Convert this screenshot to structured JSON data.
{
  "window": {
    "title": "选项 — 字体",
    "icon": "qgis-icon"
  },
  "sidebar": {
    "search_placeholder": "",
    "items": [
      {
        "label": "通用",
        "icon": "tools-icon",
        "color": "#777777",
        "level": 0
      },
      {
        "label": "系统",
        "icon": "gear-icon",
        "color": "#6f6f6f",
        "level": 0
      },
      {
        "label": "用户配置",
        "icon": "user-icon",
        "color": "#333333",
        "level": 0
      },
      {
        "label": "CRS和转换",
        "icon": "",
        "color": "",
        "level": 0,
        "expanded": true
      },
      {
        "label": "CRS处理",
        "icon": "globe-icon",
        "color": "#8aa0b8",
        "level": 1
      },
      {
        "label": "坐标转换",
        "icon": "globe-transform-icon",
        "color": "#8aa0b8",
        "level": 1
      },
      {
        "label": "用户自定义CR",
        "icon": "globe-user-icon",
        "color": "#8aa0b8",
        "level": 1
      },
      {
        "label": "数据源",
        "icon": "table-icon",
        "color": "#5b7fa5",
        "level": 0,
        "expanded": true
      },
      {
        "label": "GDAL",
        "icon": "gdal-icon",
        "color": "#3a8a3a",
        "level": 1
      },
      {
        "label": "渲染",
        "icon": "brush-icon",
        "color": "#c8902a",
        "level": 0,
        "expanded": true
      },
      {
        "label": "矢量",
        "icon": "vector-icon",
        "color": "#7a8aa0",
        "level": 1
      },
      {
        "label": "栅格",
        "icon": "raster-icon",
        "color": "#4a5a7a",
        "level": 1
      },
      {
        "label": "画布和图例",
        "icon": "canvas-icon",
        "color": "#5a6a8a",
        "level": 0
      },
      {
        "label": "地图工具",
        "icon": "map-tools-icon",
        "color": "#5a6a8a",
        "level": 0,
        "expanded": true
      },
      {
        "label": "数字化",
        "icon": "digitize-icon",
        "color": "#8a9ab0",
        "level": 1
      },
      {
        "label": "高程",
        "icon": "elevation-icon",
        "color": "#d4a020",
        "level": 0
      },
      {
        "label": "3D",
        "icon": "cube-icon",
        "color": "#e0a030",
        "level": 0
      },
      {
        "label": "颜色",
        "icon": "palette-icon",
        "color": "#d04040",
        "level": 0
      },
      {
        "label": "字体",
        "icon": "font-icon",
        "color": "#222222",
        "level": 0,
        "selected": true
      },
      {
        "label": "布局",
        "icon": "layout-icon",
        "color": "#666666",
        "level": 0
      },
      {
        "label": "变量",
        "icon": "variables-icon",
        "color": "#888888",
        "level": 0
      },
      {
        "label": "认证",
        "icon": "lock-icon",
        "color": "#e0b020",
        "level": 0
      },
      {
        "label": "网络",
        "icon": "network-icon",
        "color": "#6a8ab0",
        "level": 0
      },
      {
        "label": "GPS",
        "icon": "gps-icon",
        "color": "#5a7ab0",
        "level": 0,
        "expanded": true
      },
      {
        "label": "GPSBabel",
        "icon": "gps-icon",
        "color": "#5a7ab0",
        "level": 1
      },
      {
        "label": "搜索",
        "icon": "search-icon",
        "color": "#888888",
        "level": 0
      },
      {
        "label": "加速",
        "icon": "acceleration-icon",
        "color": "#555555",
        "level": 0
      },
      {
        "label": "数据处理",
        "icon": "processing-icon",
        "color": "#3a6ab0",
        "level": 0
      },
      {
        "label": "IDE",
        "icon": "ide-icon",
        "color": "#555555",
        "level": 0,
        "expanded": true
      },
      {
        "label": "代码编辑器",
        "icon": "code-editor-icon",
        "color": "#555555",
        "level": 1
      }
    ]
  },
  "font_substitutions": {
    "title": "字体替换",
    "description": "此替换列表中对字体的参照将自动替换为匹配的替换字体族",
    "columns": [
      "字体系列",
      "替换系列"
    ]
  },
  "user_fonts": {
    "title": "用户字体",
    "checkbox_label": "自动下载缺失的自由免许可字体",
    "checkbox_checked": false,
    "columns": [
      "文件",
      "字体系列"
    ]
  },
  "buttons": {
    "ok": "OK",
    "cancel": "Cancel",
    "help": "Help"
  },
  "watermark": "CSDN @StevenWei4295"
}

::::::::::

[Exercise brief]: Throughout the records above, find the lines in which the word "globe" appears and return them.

[Result for this exercise]:
        "icon": "globe-icon",
        "icon": "globe-transform-icon",
        "icon": "globe-user-icon",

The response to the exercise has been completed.